About escape games
ESCAPE GAMES AND THEIR HISTORY
Escape games are a kind of entertaining adventurous games whose main idea is to lock players inside a room. The task for players is to get out of the room in a set time limit by solving a series of brain-twisters, puzzles and codes. Escape games are based on computer escape games where a player is locked inside a room and s/he needs to explore his or her environment to manage to escape. The player needs to prove his or her attention, perceptiveness and critical analysis to get out of the room.
What was at the very beginning of this entertainment? The videogames mentioned above were the key inspiration. They date back to 1970s. At that time computer specialists were looking for ways how to increase the interaction of players and thus draw them deeper into virtual reality of games. The most remote direct forefather of today’s escape games was a not widely known game Planet Mephius whose author was Eiji Yokoyama. This game was launched in 1983 and it was available only in Japan. The basic gaming idea of a player who is locked in a room and needs to get out of the “trap” can be clearly recognized in games by John Wilson in 1988. The player was trapped in a toilet in his game and s/he had to find a way how to get out. An enormous boom came in the period when Toshimitsu Takagi from Japan created the game Crimson Room.
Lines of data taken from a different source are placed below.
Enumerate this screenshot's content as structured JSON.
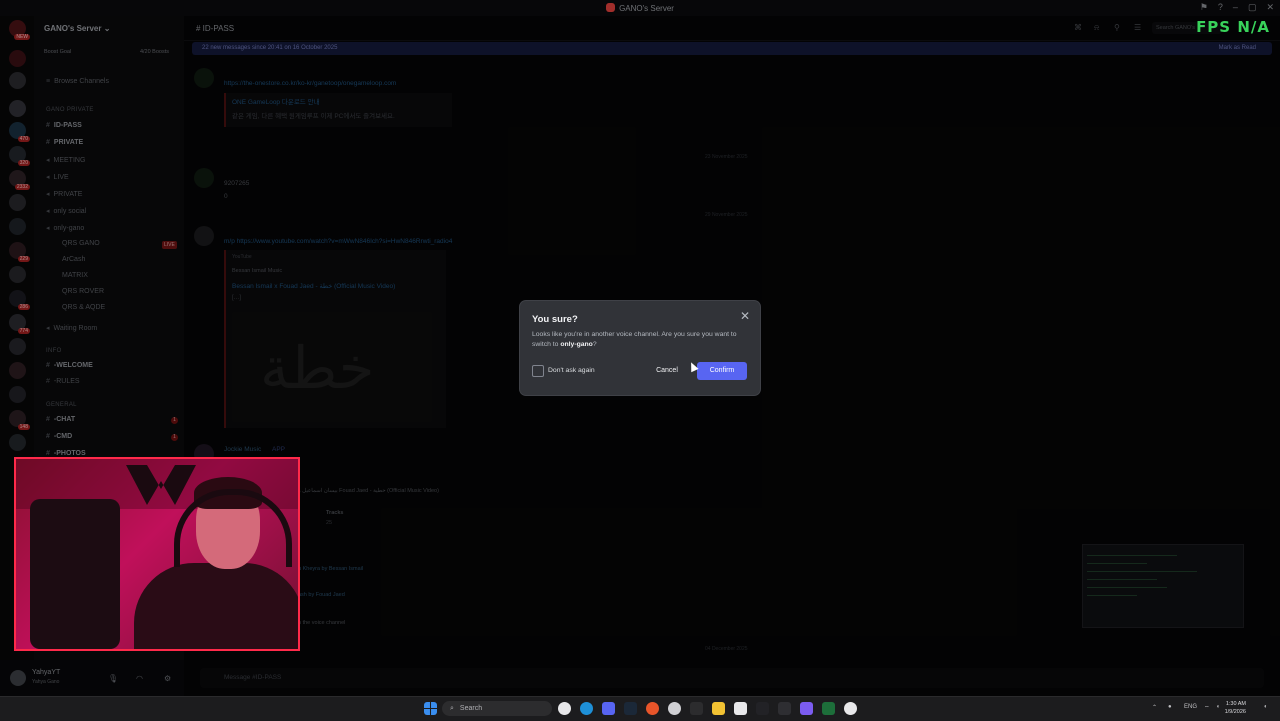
{
  "window": {
    "title": "GANO's Server",
    "fps_label": "FPS",
    "fps_value": "N/A"
  },
  "server": {
    "name": "GANO's Server",
    "boost_goal": "Boost Goal",
    "boost_count": "4/20 Boosts",
    "browse_channels": "Browse Channels"
  },
  "sidebar": {
    "category_gano": "GANO PRIVATE",
    "channels": [
      {
        "name": "ID-PASS",
        "selected": true
      },
      {
        "name": "PRIVATE",
        "selected": false
      },
      {
        "name": "MEETING",
        "selected": false
      },
      {
        "name": "LIVE",
        "selected": false
      },
      {
        "name": "PRIVATE",
        "selected": false
      },
      {
        "name": "only social",
        "selected": false
      },
      {
        "name": "only-gano",
        "selected": false
      }
    ],
    "voice_members": [
      "QRS GANO",
      "ArCash",
      "MATRIX",
      "QRS ROVER",
      "QRS & AQDE"
    ],
    "live_badge": "LIVE",
    "waiting_room": "Waiting Room",
    "category_info": "INFO",
    "info_channels": [
      "-WELCOME",
      "-RULES"
    ],
    "category_general": "GENERAL",
    "general_channels": [
      "-CHAT",
      "-CMD",
      "-PHOTOS"
    ],
    "server_badges": [
      "NEW",
      "470",
      "320",
      "2332",
      "229",
      "286",
      "774",
      "148"
    ]
  },
  "user": {
    "name": "YahyaYT",
    "status": "Yahya Gano"
  },
  "chat": {
    "channel_name": "ID-PASS",
    "search_placeholder": "Search GANO's",
    "banner_text": "22 new messages since 20:41 on 16 October 2025",
    "banner_action": "Mark as Read",
    "date_1": "23 November 2025",
    "date_2": "29 November 2025",
    "date_3": "04 December 2025",
    "msg1_link": "https://the-onestore.co.kr/ko-kr/ganetoop/onegameloop.com",
    "msg1_title": "ONE GameLoop 다운로드 안내",
    "msg1_desc": "같은 게임, 다른 혜택 원게임루프 이제 PC에서도 즐겨보세요.",
    "msg2_line1": "9207265",
    "msg2_line2": "0",
    "msg3_link": "m/p https://www.youtube.com/watch?v=mWwN846Ich?si=HwN846Rrwti_radio4",
    "embed_provider": "YouTube",
    "embed_channel": "Bessan Ismail Music",
    "embed_title": "Bessan Ismail x Fouad Jaed - خطة (Official Music Video)",
    "embed_more": "[...]",
    "bot_name": "Jockie Music",
    "bot_tag": "APP",
    "bot_track": "بيسان اسماعيل و Fouad Jaed - خطية (Official Music Video)",
    "tracks_label": "Tracks",
    "tracks_count": "25",
    "bot_line1": "u Kheyra by Bessan Ismail",
    "bot_line2": "ash by Fouad Jaed",
    "bot_line3": "n the voice channel",
    "composer_placeholder": "Message #ID-PASS"
  },
  "modal": {
    "title": "You sure?",
    "body_prefix": "Looks like you're in another voice channel. Are you sure you want to switch to ",
    "body_channel": "only-gano",
    "body_suffix": "?",
    "checkbox_label": "Don't ask again",
    "checkbox_checked": false,
    "cancel_label": "Cancel",
    "confirm_label": "Confirm",
    "accent_color": "#5865f2"
  },
  "taskbar": {
    "search_label": "Search",
    "lang": "ENG",
    "time": "1:30 AM",
    "date": "1/9/2026"
  }
}
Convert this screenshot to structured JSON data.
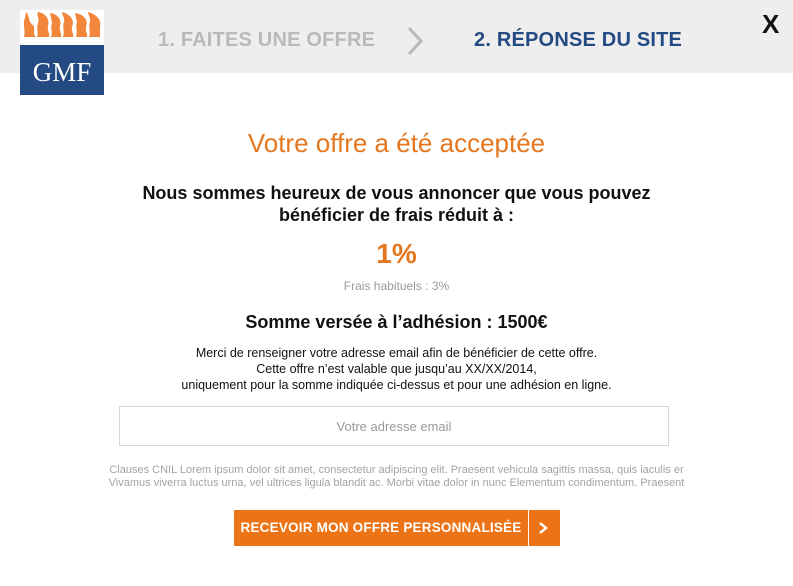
{
  "header": {
    "logo_text": "GMF",
    "step_1": "1. FAITES UNE OFFRE",
    "step_2": "2. RÉPONSE DU SITE",
    "close_label": "X"
  },
  "offer": {
    "title": "Votre offre a été acceptée",
    "lead_line_1": "Nous sommes heureux de vous annoncer que vous pouvez",
    "lead_line_2": "bénéficier de frais réduit à :",
    "rate": "1%",
    "usual_fees": "Frais habituels : 3%",
    "amount": "Somme versée à l’adhésion : 1500€",
    "info_line_1": "Merci de renseigner votre adresse email afin de bénéficier de cette offre.",
    "info_line_2": "Cette offre n’est valable que jusqu’au XX/XX/2014,",
    "info_line_3": "uniquement pour la somme indiquée ci-dessus et pour une adhésion en ligne."
  },
  "form": {
    "email_value": "",
    "email_placeholder": "Votre adresse email",
    "legal_line_1": "Clauses CNIL Lorem ipsum dolor sit amet, consectetur adipiscing elit. Praesent vehicula sagittis massa, quis iaculis er",
    "legal_line_2": "Vivamus viverra luctus urna, vel ultrices ligula blandit ac. Morbi vitae dolor in nunc Elementum condimentum. Praesent",
    "submit_label": "RECEVOIR MON OFFRE PERSONNALISÉE"
  },
  "colors": {
    "accent": "#ec7416",
    "title": "#e5771e",
    "brand_blue": "#234a82",
    "step_inactive": "#b9b9b9",
    "topbar": "#eeeeee"
  },
  "icons": {
    "logo": "gmf-logo",
    "step_separator": "chevron-right-icon",
    "close": "close-icon",
    "submit_arrow": "chevron-right-icon"
  }
}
There is even a new branch of computer escape games called Takagism which were named after the author. The game Crimson Room became viral on the Internet and a lot of other similar games were born thanks to the game. What the new kind of games had in common was a short introductory text which presented a game to its players. At first English translations were causing troubles and that’s why most games were available only in Japanese modifications. The characteristic feature of these games was trying to completely isolate the player from the outside world and letting the player get totally absorbed in the game. There were various means to an end and one of the very effective ones was music used in games. The player had to search the room by clicking on individual objects and places in the room. The game was usually played in one room and the object of the game was to escape through the door. And here we are really only one little step away from today’s real-life room escape games. Games where players are really locked in a real-life room have been inspired by their computer predecessors by the necessity to find a way out by solving various mysteries and quizzes.
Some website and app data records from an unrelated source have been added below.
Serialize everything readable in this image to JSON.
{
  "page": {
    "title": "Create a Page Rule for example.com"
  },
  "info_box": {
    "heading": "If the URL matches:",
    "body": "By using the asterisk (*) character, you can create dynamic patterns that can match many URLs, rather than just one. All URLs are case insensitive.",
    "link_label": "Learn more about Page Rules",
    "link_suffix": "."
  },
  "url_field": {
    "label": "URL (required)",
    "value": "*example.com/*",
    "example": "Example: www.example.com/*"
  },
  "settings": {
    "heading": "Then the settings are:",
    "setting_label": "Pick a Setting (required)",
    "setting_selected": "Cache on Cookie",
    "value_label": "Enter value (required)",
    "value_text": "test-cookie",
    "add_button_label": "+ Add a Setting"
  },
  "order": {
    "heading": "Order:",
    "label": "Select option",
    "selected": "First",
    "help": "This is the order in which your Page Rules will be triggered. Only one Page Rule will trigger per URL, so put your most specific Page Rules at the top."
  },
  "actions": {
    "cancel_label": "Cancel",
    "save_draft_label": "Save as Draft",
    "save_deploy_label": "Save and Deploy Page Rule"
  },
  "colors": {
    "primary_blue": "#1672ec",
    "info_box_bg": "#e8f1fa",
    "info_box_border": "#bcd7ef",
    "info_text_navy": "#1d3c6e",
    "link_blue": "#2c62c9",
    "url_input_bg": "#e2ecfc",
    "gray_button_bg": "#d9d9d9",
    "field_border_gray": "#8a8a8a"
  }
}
In 2010 real-life room escape games started to be very popular in Japan, Taiwan, the USA and especially in China, of all countries in the world. At the same time in Europe, escape games are spreading mostly in Switzerland and Hungary and they are very popular there. Games are different in individual countries and they use various concepts and topics. There are escape games where a player has to escape for example from a prison cell, a space station or a village populated with wolfhounds.
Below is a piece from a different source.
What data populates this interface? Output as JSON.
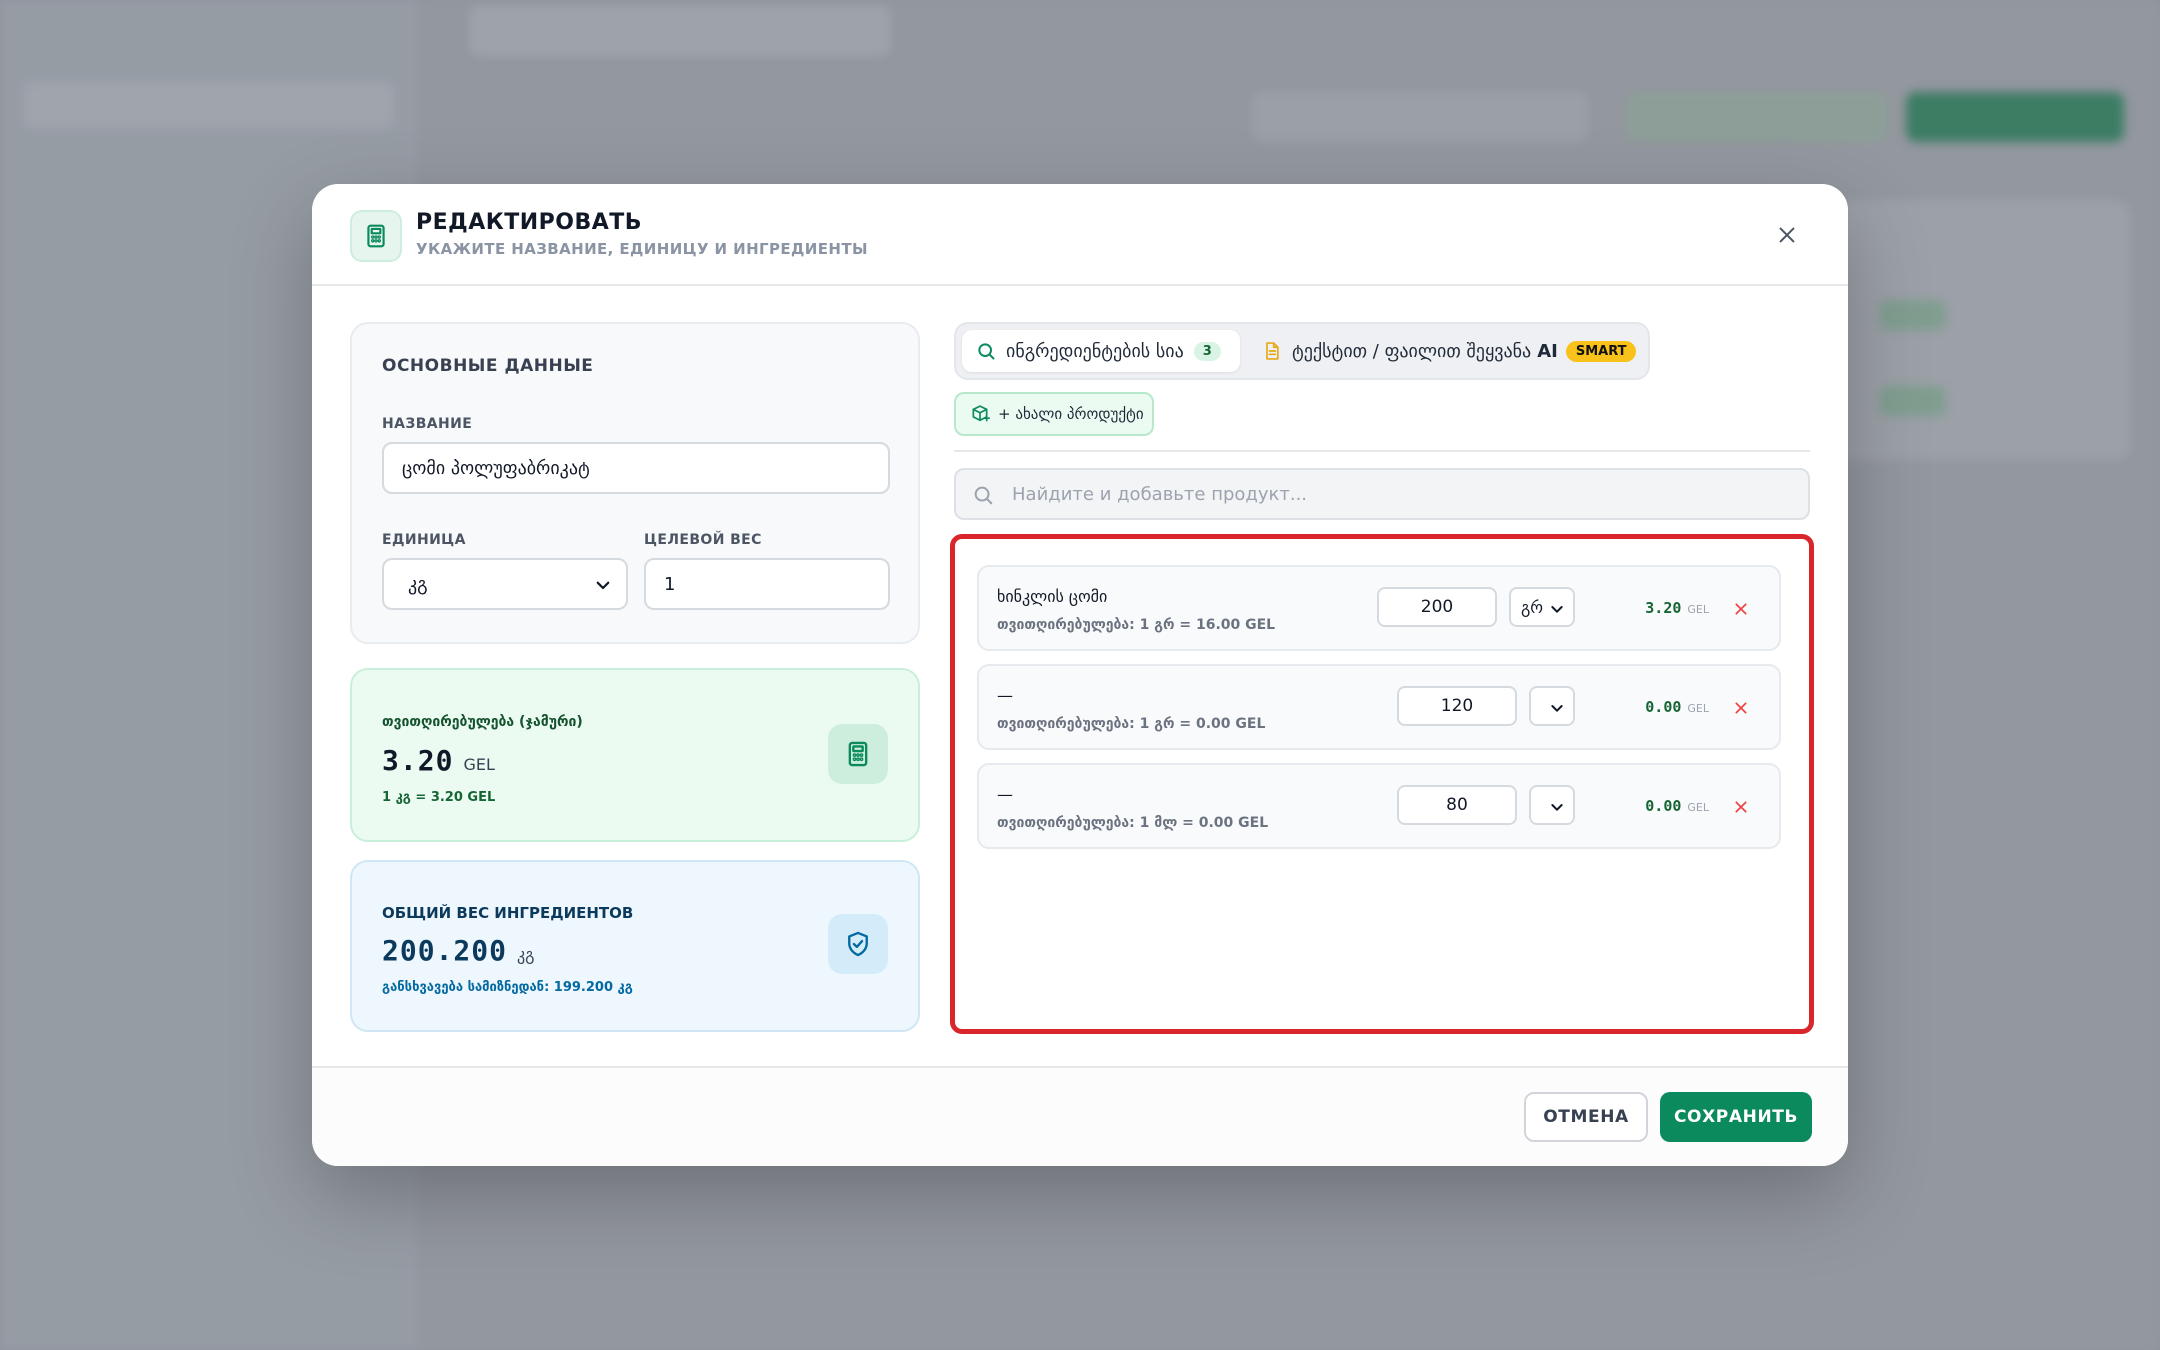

The first real-life room escape game was the game called Origin. A group of programmers created it in Silicon Valley in San Francisko in 2006. The topic and scene of the game was inspired by Agatha Christie’s work. The game became a popular tourist attraction very fast. At the same time first escape games were beginning to appear in Hong Kong. They were designed for secondary school students as group activities organized during their school camps.
Japan, mentioned above, was another country where real-life room escape games found a lot of fans. The most popular one is called Real Escape Game and was made by 35-year-old Takao Kato. More than 200000 players all over the world have played his game – in Japan, China, Indonesia, Taiwan, Singapore and the USA. Another original game called Escape from the Mysterious Cathedral appeared in Singapore in 2011.
A boom in real-life room escape games came at the end of the year 2014. Nowadays real-life room escape games are being played in more that 50 countries and over 280 cities. According to experts and psychologists, the huge success of this “experimental entertainment” is backed by the fact that today’s people don’t want to be mere passive consumers who sit and watch various stories but they also want to take part in a story. This trend goes hand in hand with the development of human desire to experience something and learn new things in real life rather than in virtual reality.